Film: 3.5 out of 5 stars
Blu-ray: 2.5 out of 5 stars
Extras: 0 out of 5 stars
“Supermensch: The Legend of Shep Gordon” is a documentary about the king of the entertainment industry. It is marks the directorial debut of Mike Myers. That’s right the same Mike Myers from “Austin Powers” series and “Wayne’s World” series. I have to admit, I wasn’t familiar with Shep Gordon but this guy knows EVERYONE in the business. He has been Alice Coopers manager for over 40 years and has worked with everyone from Pink Floyd (for like 9 days) to Groucho Marx to Jimi Hendrix to Emeril Lagasse. In terms of documentary, this one really interested me and was definitely worth checking out if you are in the world involved in the business.
Official Premise: In his directorial debut, Mike Myers (Austin Powers, Wayne’s World) steps behind the camera to document the remarkable career of friend and Hollywood insider—Shep Gordon. He isn’t a household name, but Gordon became a beacon in the entertainment industry after a chance run-in with Jimi Hendrix and Janis Joplin launched his career in 1968. Since then, he has managed an endless list of talent, including Alice Cooper, Blondie, Luther Vandross, and Raquel Welch. His management of Emeril Lagasse was the driving force behind the “Celebrity Chef,” concept that turned the culinary arts into the multi-billion dollar industry it is today. Capitalist, protector, hedonist, pioneer, showman, shaman…Shep, or SUPERMENSCH, is beloved by the countless stars he’s encountered. Now, Gordon’s fascinating story is told by those who know him best, his pals including Michael Douglas, Sylvester Stallone, Anne Murray, Willie Nelson, and more.

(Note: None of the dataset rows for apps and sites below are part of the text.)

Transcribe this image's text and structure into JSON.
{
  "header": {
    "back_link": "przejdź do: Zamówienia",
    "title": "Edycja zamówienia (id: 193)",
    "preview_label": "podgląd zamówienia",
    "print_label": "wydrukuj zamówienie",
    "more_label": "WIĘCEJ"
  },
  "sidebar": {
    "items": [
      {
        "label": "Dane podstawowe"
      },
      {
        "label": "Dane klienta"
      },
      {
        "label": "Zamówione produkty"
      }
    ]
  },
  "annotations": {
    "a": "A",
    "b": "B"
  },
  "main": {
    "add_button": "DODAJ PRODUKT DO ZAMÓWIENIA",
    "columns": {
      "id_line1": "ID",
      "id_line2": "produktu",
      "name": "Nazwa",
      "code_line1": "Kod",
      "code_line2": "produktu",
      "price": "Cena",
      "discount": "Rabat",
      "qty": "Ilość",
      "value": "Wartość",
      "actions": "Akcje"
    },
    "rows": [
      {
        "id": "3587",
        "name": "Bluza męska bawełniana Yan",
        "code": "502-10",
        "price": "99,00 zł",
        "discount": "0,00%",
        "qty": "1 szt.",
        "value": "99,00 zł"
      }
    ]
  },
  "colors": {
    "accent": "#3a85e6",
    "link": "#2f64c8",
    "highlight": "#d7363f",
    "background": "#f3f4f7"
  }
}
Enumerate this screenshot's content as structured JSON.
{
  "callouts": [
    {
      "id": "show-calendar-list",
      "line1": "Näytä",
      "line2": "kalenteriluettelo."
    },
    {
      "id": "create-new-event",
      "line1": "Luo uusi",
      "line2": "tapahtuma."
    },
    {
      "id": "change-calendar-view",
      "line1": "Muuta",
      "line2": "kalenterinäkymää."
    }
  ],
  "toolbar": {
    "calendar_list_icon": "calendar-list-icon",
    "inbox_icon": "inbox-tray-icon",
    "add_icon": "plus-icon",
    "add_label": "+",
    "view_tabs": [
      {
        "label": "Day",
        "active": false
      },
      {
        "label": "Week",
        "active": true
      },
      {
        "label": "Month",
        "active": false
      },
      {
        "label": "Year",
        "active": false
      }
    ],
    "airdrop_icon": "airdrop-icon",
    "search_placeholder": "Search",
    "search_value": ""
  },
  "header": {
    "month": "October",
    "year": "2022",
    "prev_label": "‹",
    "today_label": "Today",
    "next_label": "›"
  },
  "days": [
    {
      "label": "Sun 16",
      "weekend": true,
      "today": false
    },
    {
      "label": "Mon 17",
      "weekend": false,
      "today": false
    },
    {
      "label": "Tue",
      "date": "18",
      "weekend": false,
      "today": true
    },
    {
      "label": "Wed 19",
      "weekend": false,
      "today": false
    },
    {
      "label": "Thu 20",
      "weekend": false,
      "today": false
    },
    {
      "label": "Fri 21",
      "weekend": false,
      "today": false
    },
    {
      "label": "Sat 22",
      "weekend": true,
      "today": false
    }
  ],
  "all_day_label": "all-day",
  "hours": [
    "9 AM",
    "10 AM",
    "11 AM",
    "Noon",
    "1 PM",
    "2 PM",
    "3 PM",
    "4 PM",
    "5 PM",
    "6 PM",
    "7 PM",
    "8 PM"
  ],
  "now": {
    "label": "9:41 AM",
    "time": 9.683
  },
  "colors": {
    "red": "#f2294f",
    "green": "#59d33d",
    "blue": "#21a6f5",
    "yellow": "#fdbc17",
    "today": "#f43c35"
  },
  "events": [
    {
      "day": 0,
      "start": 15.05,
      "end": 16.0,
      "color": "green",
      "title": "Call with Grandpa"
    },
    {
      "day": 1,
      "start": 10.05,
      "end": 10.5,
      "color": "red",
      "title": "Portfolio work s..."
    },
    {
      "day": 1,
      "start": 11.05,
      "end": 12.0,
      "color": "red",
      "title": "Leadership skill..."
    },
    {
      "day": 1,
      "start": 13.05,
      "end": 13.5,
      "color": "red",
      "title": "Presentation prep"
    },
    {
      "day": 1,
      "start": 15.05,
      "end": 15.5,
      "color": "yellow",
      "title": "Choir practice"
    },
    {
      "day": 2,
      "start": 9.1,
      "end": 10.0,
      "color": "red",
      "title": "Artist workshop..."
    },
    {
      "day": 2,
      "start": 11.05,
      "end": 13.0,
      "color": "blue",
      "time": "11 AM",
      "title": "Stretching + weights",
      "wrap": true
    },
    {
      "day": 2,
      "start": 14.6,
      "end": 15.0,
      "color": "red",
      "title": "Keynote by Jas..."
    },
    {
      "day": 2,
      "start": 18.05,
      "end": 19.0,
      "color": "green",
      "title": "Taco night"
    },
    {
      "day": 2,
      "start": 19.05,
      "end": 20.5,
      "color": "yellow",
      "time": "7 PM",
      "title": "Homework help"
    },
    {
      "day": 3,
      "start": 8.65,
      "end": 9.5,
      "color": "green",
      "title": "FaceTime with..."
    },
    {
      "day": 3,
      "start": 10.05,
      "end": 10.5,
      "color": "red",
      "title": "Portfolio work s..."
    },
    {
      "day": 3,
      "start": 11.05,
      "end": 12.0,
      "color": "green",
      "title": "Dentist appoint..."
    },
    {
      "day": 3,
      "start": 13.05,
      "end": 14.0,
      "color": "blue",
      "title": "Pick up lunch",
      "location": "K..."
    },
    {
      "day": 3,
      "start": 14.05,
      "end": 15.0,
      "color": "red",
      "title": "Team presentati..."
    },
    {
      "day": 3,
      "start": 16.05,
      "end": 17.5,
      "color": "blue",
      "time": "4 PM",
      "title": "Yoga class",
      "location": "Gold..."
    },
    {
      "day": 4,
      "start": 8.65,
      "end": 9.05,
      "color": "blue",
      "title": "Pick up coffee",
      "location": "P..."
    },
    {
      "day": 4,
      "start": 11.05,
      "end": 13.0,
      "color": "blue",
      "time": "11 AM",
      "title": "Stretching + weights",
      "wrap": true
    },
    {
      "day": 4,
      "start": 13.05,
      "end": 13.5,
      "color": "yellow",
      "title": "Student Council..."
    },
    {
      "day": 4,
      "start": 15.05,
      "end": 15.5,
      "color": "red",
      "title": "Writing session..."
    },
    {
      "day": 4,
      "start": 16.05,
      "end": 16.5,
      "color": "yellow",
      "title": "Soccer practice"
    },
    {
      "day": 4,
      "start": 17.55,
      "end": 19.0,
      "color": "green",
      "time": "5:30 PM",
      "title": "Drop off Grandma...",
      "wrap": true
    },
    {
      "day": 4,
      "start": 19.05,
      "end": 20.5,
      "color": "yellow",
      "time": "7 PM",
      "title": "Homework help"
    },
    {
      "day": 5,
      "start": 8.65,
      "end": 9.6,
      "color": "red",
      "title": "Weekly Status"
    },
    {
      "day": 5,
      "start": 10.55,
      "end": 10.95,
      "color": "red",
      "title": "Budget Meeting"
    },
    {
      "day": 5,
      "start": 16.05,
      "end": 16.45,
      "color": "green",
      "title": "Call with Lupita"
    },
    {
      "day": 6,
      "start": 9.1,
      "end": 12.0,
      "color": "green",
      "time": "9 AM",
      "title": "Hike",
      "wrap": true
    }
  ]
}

“Supermensch: The Legend of Shep Gordon” is not special at all when it comes to its Blu-ray presentation. The 1080p transfer is good but also barely decent at certain points. Since some of the content is taken from old sourced. It is not very polished but to be honest it still works since it is a documentary and I didn’t expect “Avatar”. The DTS-HD Master Audio 5.1 is a bit neglected since there isn’t much on the track besides the dialogue. There isn’t much music in the film either than the typical documentary music. In more disappointing there are zero special features on this Blu-ray. I would have loved to see a commentary track and some deleted or extended interviews included.